The matching cooling tower sample also happens to be the facility that had the clogged pipe around the time people began reporting illness.

Contaminated Cooling Towers Can Spread Legionella

The puzzling part of the investigation was that no Legionnaires’ disease cases were linked back to occupants of that facility.

But how?

According to reports, “cooling towers can spread Legionella over a wide geographical area, with highest attack rates among persons living within 0.6 miles (1.0 km)” of a contaminated tower. This increases risk to not only those inside the building, but the surrounding area as well. Neighborhoods near large facilities with cooling towers are at increased risk.

Complications of COVID-19 and Co-Infection

Additional complications have been evident in the midst of COVID-19. Similarities between Legionnaires’ disease symptoms and those of COVID-19 pose significant challenges to diagnosis resulting in an increased risk of delayed care.

When a clear diagnosis of certain illnesses such as COVID-19, a physician may not look to further diagnoses. However, treatment for COVID-19 and treatment for legionellosis are quite different.

Specialized antibiotics are required for faster recovery of Legionella infection, though treatment of symptoms and boosting the immune system can be beneficial for both COVID and Legionnaires’ disease.

What is Legionnaire’s Disease?

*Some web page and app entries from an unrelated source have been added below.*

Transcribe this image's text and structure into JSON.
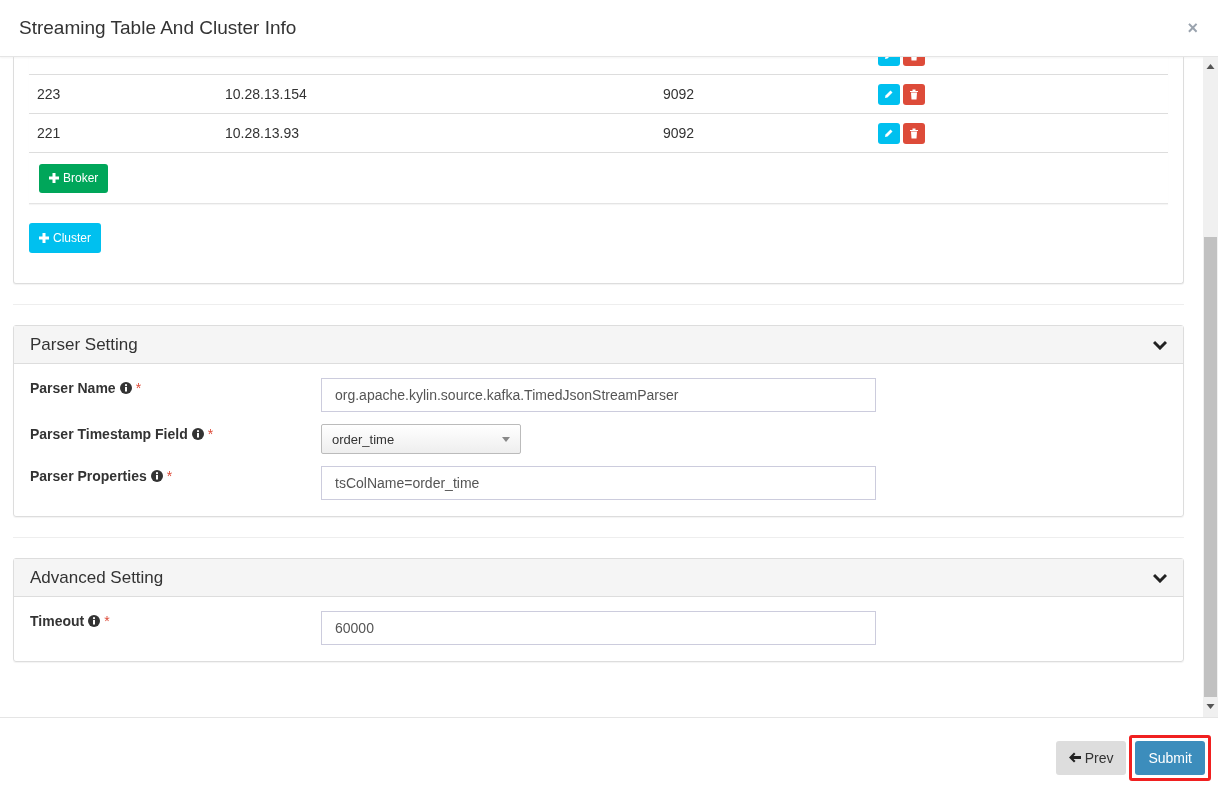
{
  "dialog": {
    "title": "Streaming Table And Cluster Info",
    "close": "×"
  },
  "brokers": {
    "rows": [
      {
        "id": "223",
        "host": "10.28.13.154",
        "port": "9092"
      },
      {
        "id": "221",
        "host": "10.28.13.93",
        "port": "9092"
      }
    ],
    "add_broker": "Broker"
  },
  "add_cluster": "Cluster",
  "sections": [
    {
      "title": "Parser Setting",
      "expanded": true,
      "fields": [
        {
          "label": "Parser Name",
          "required": "*",
          "kind": "text",
          "value": "org.apache.kylin.source.kafka.TimedJsonStreamParser"
        },
        {
          "label": "Parser Timestamp Field",
          "required": "*",
          "kind": "select",
          "value": "order_time"
        },
        {
          "label": "Parser Properties",
          "required": "*",
          "kind": "text",
          "value": "tsColName=order_time"
        }
      ]
    },
    {
      "title": "Advanced Setting",
      "expanded": true,
      "fields": [
        {
          "label": "Timeout",
          "required": "*",
          "kind": "text",
          "value": "60000"
        }
      ]
    }
  ],
  "footer": {
    "prev": "Prev",
    "submit": "Submit",
    "submit_highlighted": true
  }
}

Legionnaires’ disease is caused by the infection with Legionella bacteria. This can also be called legionellosis. Two types of legionellosis can develop from this bacterial infection – Legionnaires’ disease and Pontiac Fever. This bacterium is naturally occurring in fresh water such as lakes, rivers, and streams. It becomes a problem to humans when the bacteria grow in man-made areas were it can be breathed into the lungs, causing a pneumonia-type illness.

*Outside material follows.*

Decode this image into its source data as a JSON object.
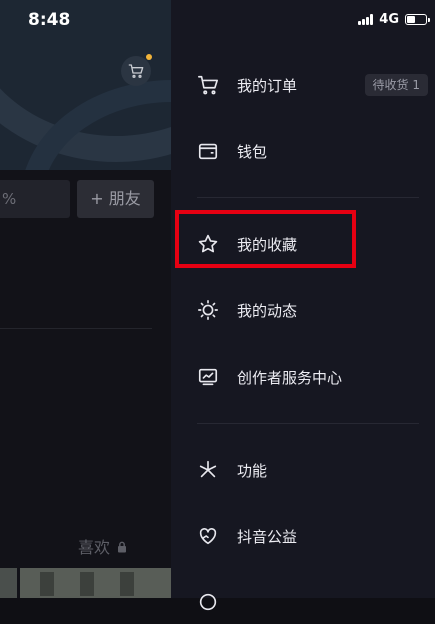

Legionnaires’ disease is associated with pneumonial illness, Pontiac Fever is associated with non-pneumonial symptoms.

Common Sources

The bacteria grow dangerous when it becomes aerosolized and the small droplets containing the harmful bacteria make its way into the lungs. Certain man-made features are common sources for dispersing Legionella bacteria into the air if contaminated.

Common sources include:

  • Showerheads and sink faucets
  • Cooling towers (such as those used in large buildings’ air-cooling systems or industrial processes)
  • Hot tubs
  • Decorative fountains and water features
  • Hot water tanks and heaters
  • Large, complex plumbing systems
  • Plumbing systems under construction, where dead legs are present

Legionnaires’ Disease Symptoms

Legionnaires’ disease is often undiagnosed, as symptoms are similar to other types of pneumonia, sometimes even indistinguishable on a chest x-ray.

Common symptoms include:

  • Cough
  • Shortness of breath
  • Fever
  • Muscle aches
  • Headaches

Other symptoms may include:

  • Diarrhea
  • Nausea
  • Confusion

These symptoms usually begin anywhere from 2 to 14 days after exposure, though in some cases it can take even longer.

Proper diagnosis (requiring laboratory tests) allows health care providers to treat the Legionella infection instead of non-specific pneumonia treatment. Appropriate medication will help the patient make a better, potentially faster, recovery.

Pontiac Fever

Pontiac fever is the milder type of Legionella infection, marked by the absence of pneumonia. Primary symptoms of Pontiac Fever include fever and muscle aches that can begin within a few hours and up to 3 days after being exposed to the Legionella bacteria. Pontiac Fever illness usually resolves in less than a week.

Most people do not know they have Pontiac Fever unless they have other extenuating circumstances. Normally healthy people often recover from Pontiac Fever without medical assistance.

Did You Become Sick After Visiting Napa in 2022?

Becoming sick, especially with such a serious illness, can be quite scary and stressful. Particularly in situations such as Legionnaires’ disease, where infection is preventable with basic and required maintenance. Medical bills, lost time, and other burdens can be a lot to handle.

An experienced Legionnaires’ disease lawyer can help you navigate this process. If you have been injured at the negligence of others, The Lange Law Firm, PLLC can help you determine if you have a case. Reach out by phone to (833) 330-3663 or click here to email for a free consultation.

By: Heather Van Tassell